Other additions to the Blender Text object (
| ||Returns the cursor position (row, col). Note that line numbers are usually 1-based in python, whereas row is 0-based here.|
| ||Sets the position of the cursor in the Text object (or as close as possible). Selections are cleared.|
| ||Returns the selection cursor position (row, col). Note that line numbers are usually 1-based in python, whereas row is 0-based here.|
| || Sets the position of the selection cursor in the Text object (or as close as possible). Selections are extended to this point, use |
| || Inserts |
| ||Reads a line from the Text object in accordance with other readline methods.|
| ||Resets the IO pointer to the beginning (for reading).|
With these tools, many plug-ins can be produced, from class browsers to template completion scripts.
Markers provide a neat way to jump around text and edit repeated portions in one go. They allow templates to be constructed where certain bits must be filled in and expand on the find and replace options.
To see markers in action see the video above or take a look at my template script:
The template syntax used in this script is based on GEdit's snippets1

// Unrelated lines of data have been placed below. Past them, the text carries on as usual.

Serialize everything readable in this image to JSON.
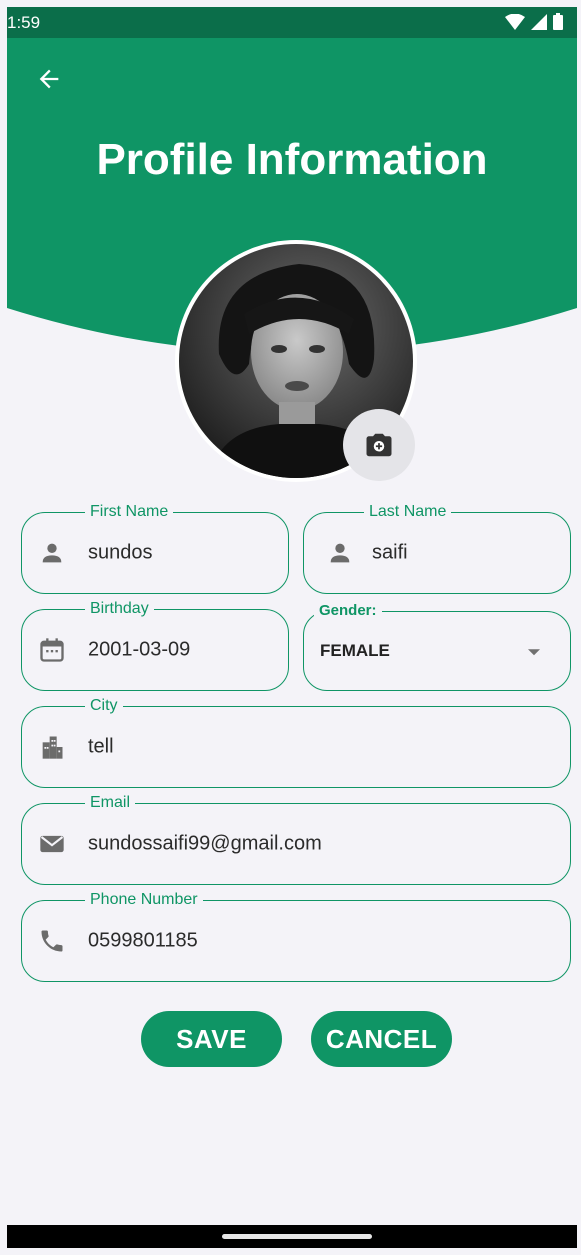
{
  "status_bar": {
    "time": "1:59"
  },
  "header": {
    "title": "Profile Information"
  },
  "colors": {
    "primary": "#0f9565",
    "status_bar": "#0b6e4a",
    "background": "#f4f3f8"
  },
  "icons": {
    "back": "arrow-left-icon",
    "camera": "camera-icon",
    "person": "person-icon",
    "calendar": "calendar-icon",
    "city": "city-icon",
    "email": "email-icon",
    "phone": "phone-icon"
  },
  "form": {
    "first_name": {
      "label": "First Name",
      "value": "sundos"
    },
    "last_name": {
      "label": "Last Name",
      "value": "saifi"
    },
    "birthday": {
      "label": "Birthday",
      "value": "2001-03-09"
    },
    "gender": {
      "label": "Gender:",
      "value": "FEMALE"
    },
    "city": {
      "label": "City",
      "value": "tell"
    },
    "email": {
      "label": "Email",
      "value": "sundossaifi99@gmail.com"
    },
    "phone": {
      "label": "Phone Number",
      "value": "0599801185"
    }
  },
  "actions": {
    "save": "SAVE",
    "cancel": "CANCEL"
  }
}
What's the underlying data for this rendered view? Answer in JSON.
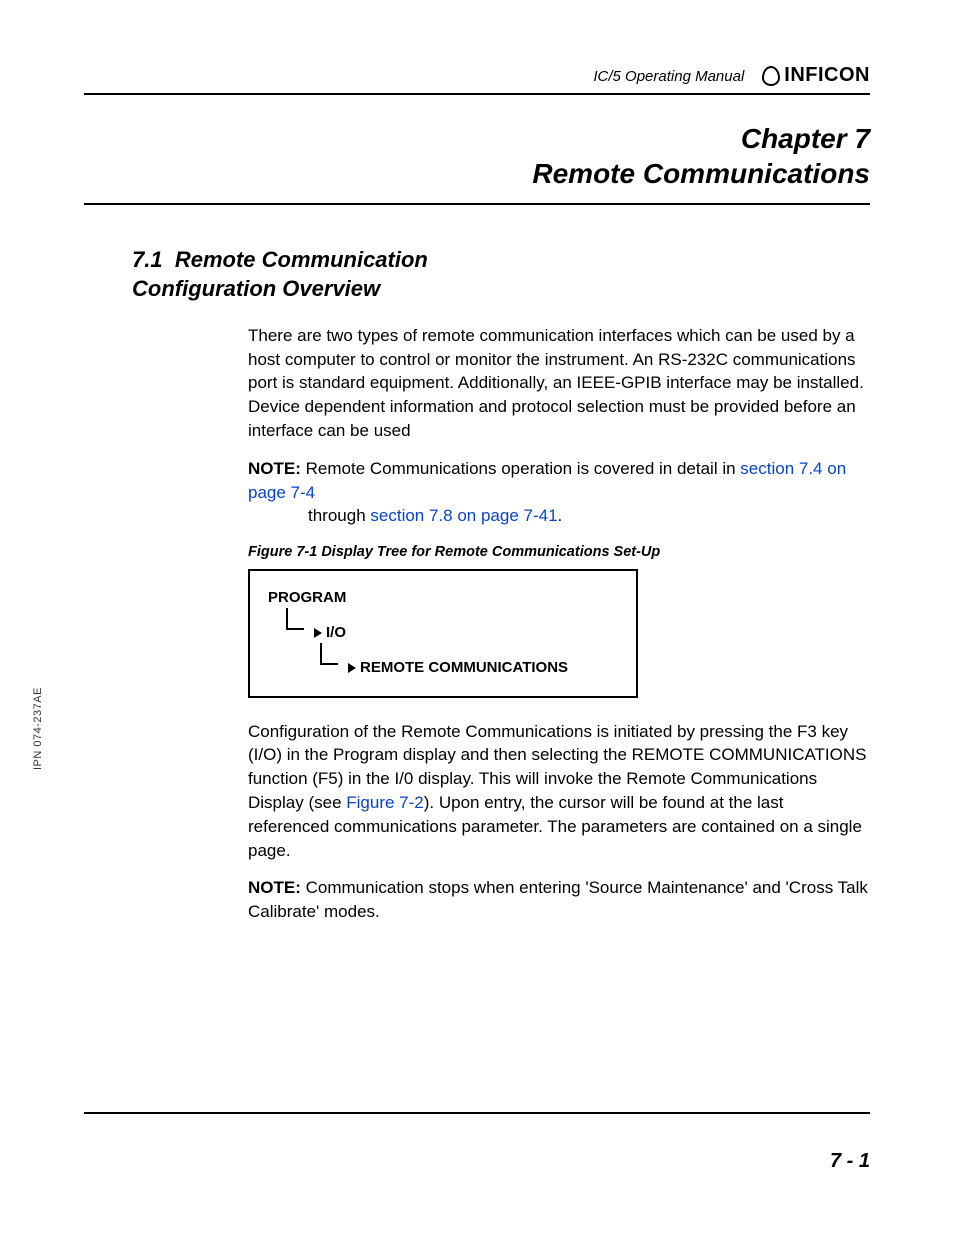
{
  "header": {
    "manual_title": "IC/5 Operating Manual",
    "brand": "INFICON"
  },
  "chapter": {
    "line1": "Chapter 7",
    "line2": "Remote Communications"
  },
  "section": {
    "num": "7.1",
    "title_line1": "Remote Communication",
    "title_line2": "Configuration Overview"
  },
  "p1": "There are two types of remote communication interfaces which can be used by a host computer to control or monitor the instrument. An RS-232C communications port is standard equipment. Additionally, an IEEE-GPIB interface may be installed. Device dependent information and protocol selection must be provided before an interface can be used",
  "note1": {
    "label": "NOTE:",
    "pre": "Remote Communications operation is covered in detail in ",
    "xref1": "section 7.4 on page 7-4",
    "mid": " through ",
    "xref2": "section 7.8 on page 7-41",
    "post": "."
  },
  "figure": {
    "caption": "Figure 7-1  Display Tree for Remote Communications Set-Up",
    "n1": "PROGRAM",
    "n2": "I/O",
    "n3": "REMOTE COMMUNICATIONS"
  },
  "p2_pre": "Configuration of the Remote Communications is initiated by pressing the F3 key (I/O) in the Program display and then selecting the REMOTE COMMUNICATIONS function (F5) in the I/0 display. This will invoke the Remote Communications Display (see ",
  "p2_xref": "Figure 7-2",
  "p2_post": "). Upon entry, the cursor will be found at the last referenced communications parameter. The parameters are contained on a single page.",
  "note2": {
    "label": "NOTE:",
    "text": "Communication stops when entering 'Source Maintenance' and 'Cross Talk Calibrate' modes."
  },
  "side": "IPN 074-237AE",
  "page_number": "7 - 1"
}
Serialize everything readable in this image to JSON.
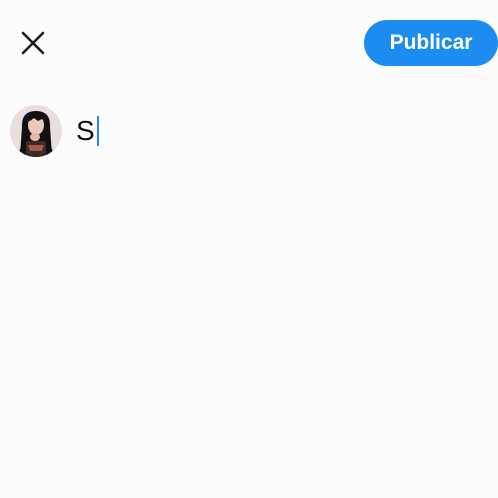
{
  "header": {
    "close_icon": "close-icon",
    "publish_label": "Publicar",
    "accent_color": "#1d8cf0"
  },
  "composer": {
    "text": "S",
    "caret_color": "#1d8cf0"
  },
  "avatar": {
    "icon": "user-avatar"
  }
}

During the first week, I shall learn as much as possible about the current implementation and outline the possibilities. Some of the simpler features and fixes may be carried out here. The remainder of the time will be split as follows:
Stage 1: Implement the back end functions for code completion, documentation and other features. Output is generally directed at the console at this stage.
Stage 2: Create UI elements for displaying the requested information. Output is fed to these on request.
Stage 3: Implement advanced UI features and interaction (scrollable documentation panel, member selection). Also allow the user to enable/disable these features, possibly adding options to User Preferences although this should be limited.
Stage 4: Seemless integration: enabling context sensitive pop-up without specific user request (eg. when the user types a . after a valid variable or pressing tab for snippet completion).
Stage 5: Final testing, debugging and tidy-up. Optimizing the code for best possible performance.
On completion of the project, changes merged with the trunk will be documented for the general public. The wiki page at Manual/Python_Scripting#The_Text_Editor will be updated.
I am a 21 year old Mathematics student who has just finished his final year. I am about to embark on a Masters degree in Computer Animation. I have been developing software since an early age and have experience in many languages including Pascal, Java, C, C++ and Python. I have worked on the development of an open source renderfarm for Blender3 and make use of many open source tools in my daily life.
I love the idea of making something useful for all and hope that this project will do just that.